• [Exercise data]:
+---+

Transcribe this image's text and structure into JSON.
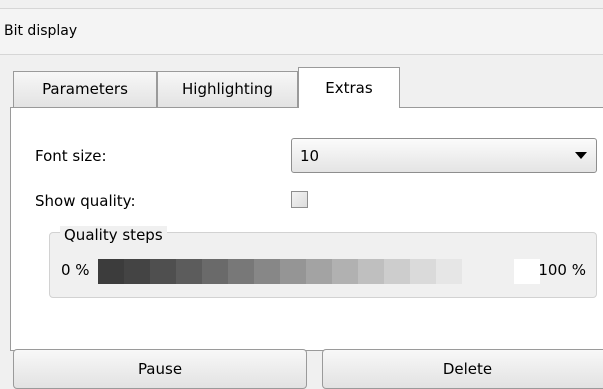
{
  "header": {
    "title": "Bit display"
  },
  "tabs": [
    {
      "label": "Parameters"
    },
    {
      "label": "Highlighting"
    },
    {
      "label": "Extras"
    }
  ],
  "active_tab": "Extras",
  "extras": {
    "font_size_label": "Font size:",
    "font_size_value": "10",
    "show_quality_label": "Show quality:",
    "show_quality_checked": false,
    "quality_group_title": "Quality steps",
    "quality_min_label": "0 %",
    "quality_max_label": "100 %",
    "quality_colors": [
      "#3c3c3c",
      "#444444",
      "#4f4f4f",
      "#5c5c5c",
      "#6a6a6a",
      "#787878",
      "#878787",
      "#959595",
      "#a3a3a3",
      "#b1b1b1",
      "#bfbfbf",
      "#cdcdcd",
      "#dadada",
      "#e6e6e6",
      "#f0f0f0",
      "#f0f0f0",
      "#ffffff"
    ]
  },
  "buttons": {
    "pause": "Pause",
    "delete": "Delete"
  }
}
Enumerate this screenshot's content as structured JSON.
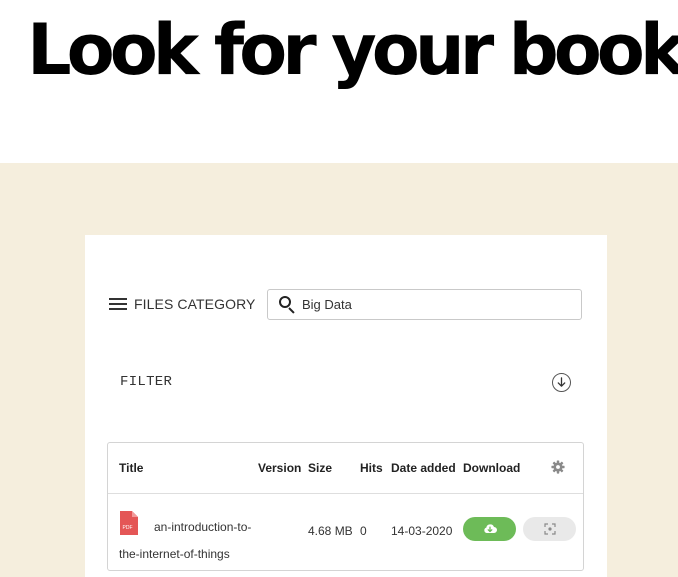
{
  "hero": {
    "title": "Look for your book"
  },
  "toolbar": {
    "category_label": "FILES CATEGORY",
    "search_value": "Big Data"
  },
  "filter": {
    "label": "FILTER"
  },
  "table": {
    "headers": {
      "title": "Title",
      "version": "Version",
      "size": "Size",
      "hits": "Hits",
      "date_added": "Date added",
      "download": "Download"
    },
    "rows": [
      {
        "title": "an-introduction-to-the-internet-of-things",
        "file_type": "PDF",
        "version": "",
        "size": "4.68 MB",
        "hits": "0",
        "date_added": "14-03-2020"
      }
    ]
  },
  "colors": {
    "band_background": "#f5eedd",
    "download_button": "#6dbb58",
    "pdf_icon": "#e45656"
  },
  "icons": {
    "menu": "hamburger-menu-icon",
    "search": "search-icon",
    "filter_toggle": "circle-arrow-down-icon",
    "settings": "gear-icon",
    "file": "pdf-file-icon",
    "download": "cloud-download-icon",
    "preview": "scan-preview-icon"
  }
}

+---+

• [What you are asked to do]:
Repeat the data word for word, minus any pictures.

• [Exercise answer]:
Transcribe this image's text and structure into JSON.
{
  "header": {
    "title": "Bit display"
  },
  "tabs": [
    {
      "label": "Parameters"
    },
    {
      "label": "Highlighting"
    },
    {
      "label": "Extras"
    }
  ],
  "active_tab": "Extras",
  "extras": {
    "font_size_label": "Font size:",
    "font_size_value": "10",
    "show_quality_label": "Show quality:",
    "show_quality_checked": false,
    "quality_group_title": "Quality steps",
    "quality_min_label": "0 %",
    "quality_max_label": "100 %",
    "quality_colors": [
      "#3c3c3c",
      "#444444",
      "#4f4f4f",
      "#5c5c5c",
      "#6a6a6a",
      "#787878",
      "#878787",
      "#959595",
      "#a3a3a3",
      "#b1b1b1",
      "#bfbfbf",
      "#cdcdcd",
      "#dadada",
      "#e6e6e6",
      "#f0f0f0",
      "#f0f0f0",
      "#ffffff"
    ]
  },
  "buttons": {
    "pause": "Pause",
    "delete": "Delete"
  }
}
Enumerate this screenshot's content as structured JSON.
{
  "hero": {
    "title": "Look for your book"
  },
  "toolbar": {
    "category_label": "FILES CATEGORY",
    "search_value": "Big Data"
  },
  "filter": {
    "label": "FILTER"
  },
  "table": {
    "headers": {
      "title": "Title",
      "version": "Version",
      "size": "Size",
      "hits": "Hits",
      "date_added": "Date added",
      "download": "Download"
    },
    "rows": [
      {
        "title": "an-introduction-to-the-internet-of-things",
        "file_type": "PDF",
        "version": "",
        "size": "4.68 MB",
        "hits": "0",
        "date_added": "14-03-2020"
      }
    ]
  },
  "colors": {
    "band_background": "#f5eedd",
    "download_button": "#6dbb58",
    "pdf_icon": "#e45656"
  },
  "icons": {
    "menu": "hamburger-menu-icon",
    "search": "search-icon",
    "filter_toggle": "circle-arrow-down-icon",
    "settings": "gear-icon",
    "file": "pdf-file-icon",
    "download": "cloud-download-icon",
    "preview": "scan-preview-icon"
  }
}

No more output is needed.